ChemE is wide open. Sometimes, the best thing to do is to just find a gig in an area where you'd like to live. Then commit to working at it for a couple of years. If it's a people oriented gig but you like the actual process part, your company might have options to try out other areas that might be more suited.
If you like food, the food industry has a lot of options - Kraft Foods, Unilever, Mars, Nestle, ConAgra. The chemical industry has a lot of options too.
A ChemE degree is a great jumping off point for a future. And remember, trying something out for a first job isn't a committment to a life long career in it. Sometimes gathering experiences can lead to a more well rounded resume.
If you like people and find that managing people is interesting, then there are opportunities for that once you've put some time in "doing".
Keep breathing. If you wind up not liking what you're doing, at least you'll have a paycheck coming in as you search for a new gig.
I like to look at jobs as something you're trying. Most positions in a company morph from what you start out doing. If you like the company you're working for, many will work with you to keep you if the fit is good and if you put your time in.
For example, if you start out in the manufacturing plant working on troubleshooting a process, you might find that you're enjoying working with the other engineers and you find that some of HR stuff doesn't bug you and that you like helping people. You can advise your manager that you might want to try a management experience to see if you'd like that.

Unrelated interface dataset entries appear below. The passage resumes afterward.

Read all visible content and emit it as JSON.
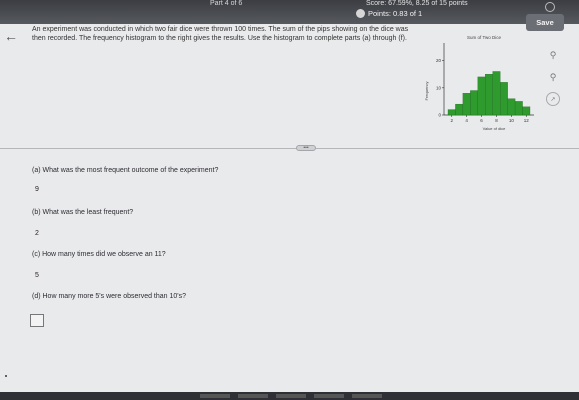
{
  "header": {
    "part": "Part 4 of 6",
    "score": "Score: 67.59%, 8.25 of 15 points",
    "points": "Points: 0.83 of 1",
    "save_label": "Save"
  },
  "problem": {
    "text": "An experiment was conducted in which two fair dice were thrown 100 times. The sum of the pips showing on the dice was then recorded. The frequency histogram to the right gives the results. Use the histogram to complete parts (a) through (f)."
  },
  "chart_data": {
    "type": "bar",
    "title": "Sum of Two Dice",
    "xlabel": "Value of dice",
    "ylabel": "Frequency",
    "categories": [
      "2",
      "3",
      "4",
      "5",
      "6",
      "7",
      "8",
      "9",
      "10",
      "11",
      "12"
    ],
    "values": [
      2,
      4,
      8,
      9,
      14,
      15,
      16,
      12,
      6,
      5,
      3
    ],
    "x_ticks": [
      "2",
      "4",
      "6",
      "8",
      "10",
      "12"
    ],
    "y_ticks": [
      "0",
      "10",
      "20"
    ],
    "ylim": [
      0,
      25
    ],
    "bar_color": "#2f9b2f"
  },
  "questions": [
    {
      "label": "(a) What was the most frequent outcome of the experiment?",
      "answer": "9"
    },
    {
      "label": "(b) What was the least frequent?",
      "answer": "2"
    },
    {
      "label": "(c) How many times did we observe an 11?",
      "answer": "5"
    },
    {
      "label": "(d) How many more 5's were observed than 10's?",
      "answer": ""
    }
  ],
  "divider_handle": "•••",
  "icons": {
    "back": "left-arrow-icon",
    "zoom_in": "zoom-in-icon",
    "zoom_out": "zoom-out-icon",
    "help": "help-icon"
  }
}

Doing your given job matters too. If you perform well at what you are doing, companies will often give you other opportunities to change and grow. If you're underperforming or have a poor attitude or "don't fit", then it will be a problem to ask for other growth opportunities.

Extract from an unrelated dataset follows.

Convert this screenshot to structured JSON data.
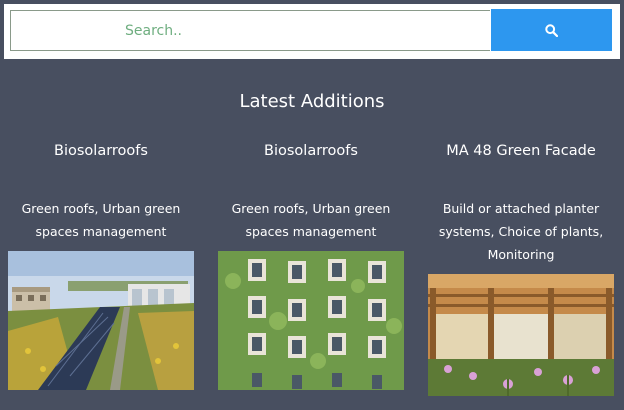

Is there a type of product you like? ChemE touches so many industries.